* [Aim of the exercise]:
Starting with the first line, output the data exactly through to the end.

(Recorded data)
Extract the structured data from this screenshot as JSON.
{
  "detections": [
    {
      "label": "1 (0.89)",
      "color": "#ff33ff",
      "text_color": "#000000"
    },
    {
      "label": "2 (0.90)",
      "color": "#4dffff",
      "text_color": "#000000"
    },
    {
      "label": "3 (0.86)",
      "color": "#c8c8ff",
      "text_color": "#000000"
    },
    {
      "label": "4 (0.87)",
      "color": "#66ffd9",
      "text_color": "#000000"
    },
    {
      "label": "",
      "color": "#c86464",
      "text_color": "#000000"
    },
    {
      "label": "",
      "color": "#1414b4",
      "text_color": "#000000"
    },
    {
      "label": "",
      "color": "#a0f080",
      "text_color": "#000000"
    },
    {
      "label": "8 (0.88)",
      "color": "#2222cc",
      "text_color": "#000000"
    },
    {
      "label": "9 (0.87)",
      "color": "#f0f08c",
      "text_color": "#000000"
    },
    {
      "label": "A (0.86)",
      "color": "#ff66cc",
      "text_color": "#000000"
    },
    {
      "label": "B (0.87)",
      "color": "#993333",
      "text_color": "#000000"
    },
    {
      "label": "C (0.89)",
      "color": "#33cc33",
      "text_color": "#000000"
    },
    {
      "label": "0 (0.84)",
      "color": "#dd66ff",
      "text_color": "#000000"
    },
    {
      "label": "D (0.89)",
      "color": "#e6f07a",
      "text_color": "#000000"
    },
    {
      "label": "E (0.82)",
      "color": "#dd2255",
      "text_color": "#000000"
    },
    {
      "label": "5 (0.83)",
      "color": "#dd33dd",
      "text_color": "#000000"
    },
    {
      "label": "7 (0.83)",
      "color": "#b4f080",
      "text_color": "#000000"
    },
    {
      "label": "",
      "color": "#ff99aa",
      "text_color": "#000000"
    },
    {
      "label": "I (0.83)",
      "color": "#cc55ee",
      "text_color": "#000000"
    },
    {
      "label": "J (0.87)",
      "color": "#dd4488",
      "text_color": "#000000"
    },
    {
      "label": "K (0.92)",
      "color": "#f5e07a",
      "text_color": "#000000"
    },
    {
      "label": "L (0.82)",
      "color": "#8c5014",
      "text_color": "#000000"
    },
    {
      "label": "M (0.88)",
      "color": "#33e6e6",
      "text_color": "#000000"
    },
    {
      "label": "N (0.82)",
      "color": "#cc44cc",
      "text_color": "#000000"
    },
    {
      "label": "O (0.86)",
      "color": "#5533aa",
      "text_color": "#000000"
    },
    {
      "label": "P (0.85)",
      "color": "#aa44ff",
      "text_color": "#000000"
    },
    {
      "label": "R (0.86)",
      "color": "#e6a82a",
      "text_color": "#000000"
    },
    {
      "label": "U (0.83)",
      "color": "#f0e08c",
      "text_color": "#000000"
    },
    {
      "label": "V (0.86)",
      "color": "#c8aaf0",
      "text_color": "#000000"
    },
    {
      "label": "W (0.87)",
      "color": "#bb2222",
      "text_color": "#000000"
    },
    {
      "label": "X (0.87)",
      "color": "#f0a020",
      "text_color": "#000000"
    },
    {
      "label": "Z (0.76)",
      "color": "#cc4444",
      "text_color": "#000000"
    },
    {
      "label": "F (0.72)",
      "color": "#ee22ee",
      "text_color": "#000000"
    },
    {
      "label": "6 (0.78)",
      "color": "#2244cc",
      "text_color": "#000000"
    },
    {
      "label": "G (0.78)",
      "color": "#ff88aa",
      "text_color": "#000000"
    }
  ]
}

* [Exercise result]:
Extract the structured data from this screenshot as JSON.
{
  "detections": [
    {
      "label": "1 (0.89)",
      "color": "#ff33ff",
      "text_color": "#000000"
    },
    {
      "label": "2 (0.90)",
      "color": "#4dffff",
      "text_color": "#000000"
    },
    {
      "label": "3 (0.86)",
      "color": "#c8c8ff",
      "text_color": "#000000"
    },
    {
      "label": "4 (0.87)",
      "color": "#66ffd9",
      "text_color": "#000000"
    },
    {
      "label": "",
      "color": "#c86464",
      "text_color": "#000000"
    },
    {
      "label": "",
      "color": "#1414b4",
      "text_color": "#000000"
    },
    {
      "label": "",
      "color": "#a0f080",
      "text_color": "#000000"
    },
    {
      "label": "8 (0.88)",
      "color": "#2222cc",
      "text_color": "#000000"
    },
    {
      "label": "9 (0.87)",
      "color": "#f0f08c",
      "text_color": "#000000"
    },
    {
      "label": "A (0.86)",
      "color": "#ff66cc",
      "text_color": "#000000"
    },
    {
      "label": "B (0.87)",
      "color": "#993333",
      "text_color": "#000000"
    },
    {
      "label": "C (0.89)",
      "color": "#33cc33",
      "text_color": "#000000"
    },
    {
      "label": "0 (0.84)",
      "color": "#dd66ff",
      "text_color": "#000000"
    },
    {
      "label": "D (0.89)",
      "color": "#e6f07a",
      "text_color": "#000000"
    },
    {
      "label": "E (0.82)",
      "color": "#dd2255",
      "text_color": "#000000"
    },
    {
      "label": "5 (0.83)",
      "color": "#dd33dd",
      "text_color": "#000000"
    },
    {
      "label": "7 (0.83)",
      "color": "#b4f080",
      "text_color": "#000000"
    },
    {
      "label": "",
      "color": "#ff99aa",
      "text_color": "#000000"
    },
    {
      "label": "I (0.83)",
      "color": "#cc55ee",
      "text_color": "#000000"
    },
    {
      "label": "J (0.87)",
      "color": "#dd4488",
      "text_color": "#000000"
    },
    {
      "label": "K (0.92)",
      "color": "#f5e07a",
      "text_color": "#000000"
    },
    {
      "label": "L (0.82)",
      "color": "#8c5014",
      "text_color": "#000000"
    },
    {
      "label": "M (0.88)",
      "color": "#33e6e6",
      "text_color": "#000000"
    },
    {
      "label": "N (0.82)",
      "color": "#cc44cc",
      "text_color": "#000000"
    },
    {
      "label": "O (0.86)",
      "color": "#5533aa",
      "text_color": "#000000"
    },
    {
      "label": "P (0.85)",
      "color": "#aa44ff",
      "text_color": "#000000"
    },
    {
      "label": "R (0.86)",
      "color": "#e6a82a",
      "text_color": "#000000"
    },
    {
      "label": "U (0.83)",
      "color": "#f0e08c",
      "text_color": "#000000"
    },
    {
      "label": "V (0.86)",
      "color": "#c8aaf0",
      "text_color": "#000000"
    },
    {
      "label": "W (0.87)",
      "color": "#bb2222",
      "text_color": "#000000"
    },
    {
      "label": "X (0.87)",
      "color": "#f0a020",
      "text_color": "#000000"
    },
    {
      "label": "Z (0.76)",
      "color": "#cc4444",
      "text_color": "#000000"
    },
    {
      "label": "F (0.72)",
      "color": "#ee22ee",
      "text_color": "#000000"
    },
    {
      "label": "6 (0.78)",
      "color": "#2244cc",
      "text_color": "#000000"
    },
    {
      "label": "G (0.78)",
      "color": "#ff88aa",
      "text_color": "#000000"
    }
  ]
}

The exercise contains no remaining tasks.